5. A tenant shall not be ejected from his dwelling site unless he has first been given an option to purchase the dwelling site and also the dwelling house (in case it was constructed at the landlord’s cost) at the prevailing market value.
In case of dispute, as to the value, the court shall determine it after a necessary enquiry under Section 53(d).
RESTORATION OF POSSESSION TO TENANT OR UNDER TENANT EJECTED OR WHOSE CULTIVATION IS PREVENTED under Section 54-A:
A tenant is not to be ejected from his holding except in execution of a decree passed by a competent civil court for ejectment.
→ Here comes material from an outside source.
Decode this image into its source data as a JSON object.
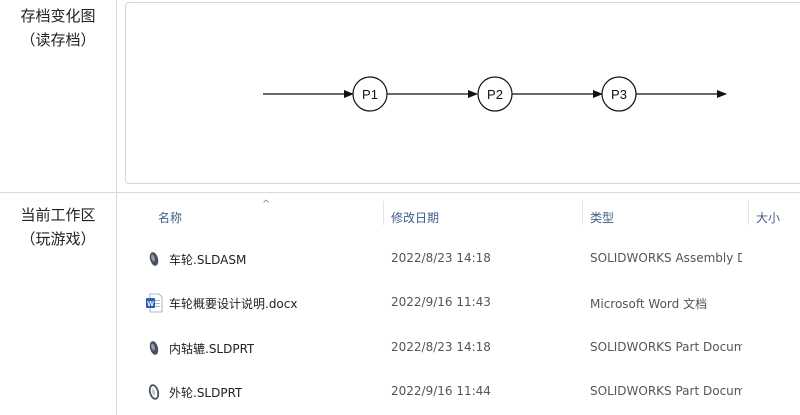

A tenant cannot also be prevented from the cultivation of the land by his landlord.
Under Section 54-A (which is inserted as a new Section by an Amendment Act of 1971) has provided a remedy by way of restoration of possession of holding, when the tenant or under tenant has been-
(a) Dispossessed from his holding, or
(b) Prevented from the cultivation of the holding/land
This provision exists in addition to other provisions of law relating to a restoration of possession.
PROCEDURE FOR RESTORATION OF POSSESSION under SECTION 54-A-
(a) Tenant or Under-tenant has to apply to the Revenue Officer having jurisdiction for restoration of possession.
(b) Such application is to be made within 90 days of ejectment or termination of cultivation.
(c) The Revenue Officer after necessary enquiry, and after issuing notice to the landlord or the persons preventing the cultivation of the land, passes the order for restoration of possession to the tenant or undertenant.
(d) If the possession is not restored within 7 days of the order becoming final, then the Revenue Officer on the application of the tenant or undertenant will take the possession of the holding and deliver it to such under tenant.
In its entirety, the Assam (Temporary Settled Areas) Act, 1971 was extremely important legislation, passed to secure the rights of the tenants, mainly belonging to the agricultural sector.